Records shown.
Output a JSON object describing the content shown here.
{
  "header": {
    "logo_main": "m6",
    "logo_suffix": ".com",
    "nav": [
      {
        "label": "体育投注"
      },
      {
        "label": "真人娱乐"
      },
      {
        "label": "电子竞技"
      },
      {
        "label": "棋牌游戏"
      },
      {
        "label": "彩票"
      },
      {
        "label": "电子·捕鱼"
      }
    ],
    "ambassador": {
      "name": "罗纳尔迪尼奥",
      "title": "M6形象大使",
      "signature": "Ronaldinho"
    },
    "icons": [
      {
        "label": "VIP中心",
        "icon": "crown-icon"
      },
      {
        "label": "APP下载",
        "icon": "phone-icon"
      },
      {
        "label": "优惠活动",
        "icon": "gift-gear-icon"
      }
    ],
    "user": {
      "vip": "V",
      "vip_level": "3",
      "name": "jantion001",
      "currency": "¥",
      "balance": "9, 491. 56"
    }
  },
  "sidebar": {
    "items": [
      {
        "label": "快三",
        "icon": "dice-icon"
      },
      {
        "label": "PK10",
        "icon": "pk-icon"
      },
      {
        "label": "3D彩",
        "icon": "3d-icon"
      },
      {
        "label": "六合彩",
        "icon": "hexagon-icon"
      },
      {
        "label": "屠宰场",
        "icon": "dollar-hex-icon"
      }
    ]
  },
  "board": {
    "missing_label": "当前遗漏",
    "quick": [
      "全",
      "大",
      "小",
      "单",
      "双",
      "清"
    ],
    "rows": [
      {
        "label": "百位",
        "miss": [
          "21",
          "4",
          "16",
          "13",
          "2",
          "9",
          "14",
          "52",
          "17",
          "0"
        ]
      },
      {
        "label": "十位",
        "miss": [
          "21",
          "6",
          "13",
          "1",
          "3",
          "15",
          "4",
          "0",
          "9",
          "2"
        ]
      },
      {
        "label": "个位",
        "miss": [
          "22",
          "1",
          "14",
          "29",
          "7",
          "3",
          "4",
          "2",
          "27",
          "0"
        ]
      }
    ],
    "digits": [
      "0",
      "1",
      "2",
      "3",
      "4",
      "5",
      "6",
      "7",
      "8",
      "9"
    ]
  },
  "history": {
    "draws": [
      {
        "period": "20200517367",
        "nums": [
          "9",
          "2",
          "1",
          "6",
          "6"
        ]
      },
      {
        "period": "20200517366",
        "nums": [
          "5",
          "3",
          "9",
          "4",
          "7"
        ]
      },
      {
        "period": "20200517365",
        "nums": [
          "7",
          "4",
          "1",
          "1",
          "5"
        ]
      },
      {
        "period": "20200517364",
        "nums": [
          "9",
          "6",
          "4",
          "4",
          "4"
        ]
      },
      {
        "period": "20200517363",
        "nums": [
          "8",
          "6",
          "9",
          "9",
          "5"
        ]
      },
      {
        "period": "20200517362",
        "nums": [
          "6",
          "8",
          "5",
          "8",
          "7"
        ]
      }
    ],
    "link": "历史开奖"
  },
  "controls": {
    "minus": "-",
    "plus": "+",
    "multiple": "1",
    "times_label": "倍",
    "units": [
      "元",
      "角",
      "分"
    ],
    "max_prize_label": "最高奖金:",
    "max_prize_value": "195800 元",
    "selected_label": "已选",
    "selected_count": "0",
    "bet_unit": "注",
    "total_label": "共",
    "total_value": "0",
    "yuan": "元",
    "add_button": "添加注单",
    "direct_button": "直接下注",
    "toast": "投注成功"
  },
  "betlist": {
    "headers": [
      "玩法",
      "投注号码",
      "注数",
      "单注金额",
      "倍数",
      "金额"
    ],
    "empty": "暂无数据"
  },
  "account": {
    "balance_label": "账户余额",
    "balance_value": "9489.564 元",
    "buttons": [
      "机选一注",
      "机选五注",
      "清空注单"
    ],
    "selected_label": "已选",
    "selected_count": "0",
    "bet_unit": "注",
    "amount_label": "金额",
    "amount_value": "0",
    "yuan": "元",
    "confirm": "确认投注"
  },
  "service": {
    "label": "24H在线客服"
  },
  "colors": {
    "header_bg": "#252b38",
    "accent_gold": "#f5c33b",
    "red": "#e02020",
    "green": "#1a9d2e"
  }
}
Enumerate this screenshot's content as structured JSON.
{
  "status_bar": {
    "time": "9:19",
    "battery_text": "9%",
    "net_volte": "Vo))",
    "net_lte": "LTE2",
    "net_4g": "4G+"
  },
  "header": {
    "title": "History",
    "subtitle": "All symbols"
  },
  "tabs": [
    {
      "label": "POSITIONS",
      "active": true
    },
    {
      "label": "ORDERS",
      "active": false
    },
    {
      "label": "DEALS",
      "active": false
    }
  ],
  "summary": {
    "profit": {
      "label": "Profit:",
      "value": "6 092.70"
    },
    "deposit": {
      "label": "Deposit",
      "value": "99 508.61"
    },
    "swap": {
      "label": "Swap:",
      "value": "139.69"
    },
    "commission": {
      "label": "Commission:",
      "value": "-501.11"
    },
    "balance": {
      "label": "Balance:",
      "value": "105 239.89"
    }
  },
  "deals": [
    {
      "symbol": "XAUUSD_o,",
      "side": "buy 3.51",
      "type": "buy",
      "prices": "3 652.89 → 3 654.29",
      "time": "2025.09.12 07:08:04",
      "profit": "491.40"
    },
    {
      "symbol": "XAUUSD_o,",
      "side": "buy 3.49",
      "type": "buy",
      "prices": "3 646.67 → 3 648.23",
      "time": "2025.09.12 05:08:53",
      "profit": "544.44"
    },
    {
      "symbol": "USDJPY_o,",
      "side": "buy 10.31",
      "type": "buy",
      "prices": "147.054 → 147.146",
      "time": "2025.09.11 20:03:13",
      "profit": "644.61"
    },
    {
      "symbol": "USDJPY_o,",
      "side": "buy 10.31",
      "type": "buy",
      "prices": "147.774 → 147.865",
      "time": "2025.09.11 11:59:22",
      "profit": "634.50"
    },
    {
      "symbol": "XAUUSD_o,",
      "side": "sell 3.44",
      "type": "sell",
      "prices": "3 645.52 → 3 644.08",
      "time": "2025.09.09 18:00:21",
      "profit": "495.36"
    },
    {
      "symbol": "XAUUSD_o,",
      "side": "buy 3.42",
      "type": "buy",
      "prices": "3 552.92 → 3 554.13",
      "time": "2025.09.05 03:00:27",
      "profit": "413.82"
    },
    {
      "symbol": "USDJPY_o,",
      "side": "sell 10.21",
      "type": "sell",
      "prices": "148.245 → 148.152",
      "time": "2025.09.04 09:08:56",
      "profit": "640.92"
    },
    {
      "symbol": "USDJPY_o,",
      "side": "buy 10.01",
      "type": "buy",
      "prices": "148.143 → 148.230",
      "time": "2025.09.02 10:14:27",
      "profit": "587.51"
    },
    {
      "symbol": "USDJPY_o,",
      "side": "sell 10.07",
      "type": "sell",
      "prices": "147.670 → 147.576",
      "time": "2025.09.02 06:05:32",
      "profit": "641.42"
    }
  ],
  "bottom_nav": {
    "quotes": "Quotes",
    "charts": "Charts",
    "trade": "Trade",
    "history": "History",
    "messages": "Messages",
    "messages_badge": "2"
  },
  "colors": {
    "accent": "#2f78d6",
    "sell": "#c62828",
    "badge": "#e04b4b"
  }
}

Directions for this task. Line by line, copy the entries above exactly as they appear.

Answer to this problem.
Output a JSON object describing the content shown here.
{
  "header": {
    "logo_main": "m6",
    "logo_suffix": ".com",
    "nav": [
      {
        "label": "体育投注"
      },
      {
        "label": "真人娱乐"
      },
      {
        "label": "电子竞技"
      },
      {
        "label": "棋牌游戏"
      },
      {
        "label": "彩票"
      },
      {
        "label": "电子·捕鱼"
      }
    ],
    "ambassador": {
      "name": "罗纳尔迪尼奥",
      "title": "M6形象大使",
      "signature": "Ronaldinho"
    },
    "icons": [
      {
        "label": "VIP中心",
        "icon": "crown-icon"
      },
      {
        "label": "APP下载",
        "icon": "phone-icon"
      },
      {
        "label": "优惠活动",
        "icon": "gift-gear-icon"
      }
    ],
    "user": {
      "vip": "V",
      "vip_level": "3",
      "name": "jantion001",
      "currency": "¥",
      "balance": "9, 491. 56"
    }
  },
  "sidebar": {
    "items": [
      {
        "label": "快三",
        "icon": "dice-icon"
      },
      {
        "label": "PK10",
        "icon": "pk-icon"
      },
      {
        "label": "3D彩",
        "icon": "3d-icon"
      },
      {
        "label": "六合彩",
        "icon": "hexagon-icon"
      },
      {
        "label": "屠宰场",
        "icon": "dollar-hex-icon"
      }
    ]
  },
  "board": {
    "missing_label": "当前遗漏",
    "quick": [
      "全",
      "大",
      "小",
      "单",
      "双",
      "清"
    ],
    "rows": [
      {
        "label": "百位",
        "miss": [
          "21",
          "4",
          "16",
          "13",
          "2",
          "9",
          "14",
          "52",
          "17",
          "0"
        ]
      },
      {
        "label": "十位",
        "miss": [
          "21",
          "6",
          "13",
          "1",
          "3",
          "15",
          "4",
          "0",
          "9",
          "2"
        ]
      },
      {
        "label": "个位",
        "miss": [
          "22",
          "1",
          "14",
          "29",
          "7",
          "3",
          "4",
          "2",
          "27",
          "0"
        ]
      }
    ],
    "digits": [
      "0",
      "1",
      "2",
      "3",
      "4",
      "5",
      "6",
      "7",
      "8",
      "9"
    ]
  },
  "history": {
    "draws": [
      {
        "period": "20200517367",
        "nums": [
          "9",
          "2",
          "1",
          "6",
          "6"
        ]
      },
      {
        "period": "20200517366",
        "nums": [
          "5",
          "3",
          "9",
          "4",
          "7"
        ]
      },
      {
        "period": "20200517365",
        "nums": [
          "7",
          "4",
          "1",
          "1",
          "5"
        ]
      },
      {
        "period": "20200517364",
        "nums": [
          "9",
          "6",
          "4",
          "4",
          "4"
        ]
      },
      {
        "period": "20200517363",
        "nums": [
          "8",
          "6",
          "9",
          "9",
          "5"
        ]
      },
      {
        "period": "20200517362",
        "nums": [
          "6",
          "8",
          "5",
          "8",
          "7"
        ]
      }
    ],
    "link": "历史开奖"
  },
  "controls": {
    "minus": "-",
    "plus": "+",
    "multiple": "1",
    "times_label": "倍",
    "units": [
      "元",
      "角",
      "分"
    ],
    "max_prize_label": "最高奖金:",
    "max_prize_value": "195800 元",
    "selected_label": "已选",
    "selected_count": "0",
    "bet_unit": "注",
    "total_label": "共",
    "total_value": "0",
    "yuan": "元",
    "add_button": "添加注单",
    "direct_button": "直接下注",
    "toast": "投注成功"
  },
  "betlist": {
    "headers": [
      "玩法",
      "投注号码",
      "注数",
      "单注金额",
      "倍数",
      "金额"
    ],
    "empty": "暂无数据"
  },
  "account": {
    "balance_label": "账户余额",
    "balance_value": "9489.564 元",
    "buttons": [
      "机选一注",
      "机选五注",
      "清空注单"
    ],
    "selected_label": "已选",
    "selected_count": "0",
    "bet_unit": "注",
    "amount_label": "金额",
    "amount_value": "0",
    "yuan": "元",
    "confirm": "确认投注"
  },
  "service": {
    "label": "24H在线客服"
  },
  "colors": {
    "header_bg": "#252b38",
    "accent_gold": "#f5c33b",
    "red": "#e02020",
    "green": "#1a9d2e"
  }
}
Enumerate this screenshot's content as structured JSON.
{
  "status_bar": {
    "time": "9:19",
    "battery_text": "9%",
    "net_volte": "Vo))",
    "net_lte": "LTE2",
    "net_4g": "4G+"
  },
  "header": {
    "title": "History",
    "subtitle": "All symbols"
  },
  "tabs": [
    {
      "label": "POSITIONS",
      "active": true
    },
    {
      "label": "ORDERS",
      "active": false
    },
    {
      "label": "DEALS",
      "active": false
    }
  ],
  "summary": {
    "profit": {
      "label": "Profit:",
      "value": "6 092.70"
    },
    "deposit": {
      "label": "Deposit",
      "value": "99 508.61"
    },
    "swap": {
      "label": "Swap:",
      "value": "139.69"
    },
    "commission": {
      "label": "Commission:",
      "value": "-501.11"
    },
    "balance": {
      "label": "Balance:",
      "value": "105 239.89"
    }
  },
  "deals": [
    {
      "symbol": "XAUUSD_o,",
      "side": "buy 3.51",
      "type": "buy",
      "prices": "3 652.89 → 3 654.29",
      "time": "2025.09.12 07:08:04",
      "profit": "491.40"
    },
    {
      "symbol": "XAUUSD_o,",
      "side": "buy 3.49",
      "type": "buy",
      "prices": "3 646.67 → 3 648.23",
      "time": "2025.09.12 05:08:53",
      "profit": "544.44"
    },
    {
      "symbol": "USDJPY_o,",
      "side": "buy 10.31",
      "type": "buy",
      "prices": "147.054 → 147.146",
      "time": "2025.09.11 20:03:13",
      "profit": "644.61"
    },
    {
      "symbol": "USDJPY_o,",
      "side": "buy 10.31",
      "type": "buy",
      "prices": "147.774 → 147.865",
      "time": "2025.09.11 11:59:22",
      "profit": "634.50"
    },
    {
      "symbol": "XAUUSD_o,",
      "side": "sell 3.44",
      "type": "sell",
      "prices": "3 645.52 → 3 644.08",
      "time": "2025.09.09 18:00:21",
      "profit": "495.36"
    },
    {
      "symbol": "XAUUSD_o,",
      "side": "buy 3.42",
      "type": "buy",
      "prices": "3 552.92 → 3 554.13",
      "time": "2025.09.05 03:00:27",
      "profit": "413.82"
    },
    {
      "symbol": "USDJPY_o,",
      "side": "sell 10.21",
      "type": "sell",
      "prices": "148.245 → 148.152",
      "time": "2025.09.04 09:08:56",
      "profit": "640.92"
    },
    {
      "symbol": "USDJPY_o,",
      "side": "buy 10.01",
      "type": "buy",
      "prices": "148.143 → 148.230",
      "time": "2025.09.02 10:14:27",
      "profit": "587.51"
    },
    {
      "symbol": "USDJPY_o,",
      "side": "sell 10.07",
      "type": "sell",
      "prices": "147.670 → 147.576",
      "time": "2025.09.02 06:05:32",
      "profit": "641.42"
    }
  ],
  "bottom_nav": {
    "quotes": "Quotes",
    "charts": "Charts",
    "trade": "Trade",
    "history": "History",
    "messages": "Messages",
    "messages_badge": "2"
  },
  "colors": {
    "accent": "#2f78d6",
    "sell": "#c62828",
    "badge": "#e04b4b"
  }
}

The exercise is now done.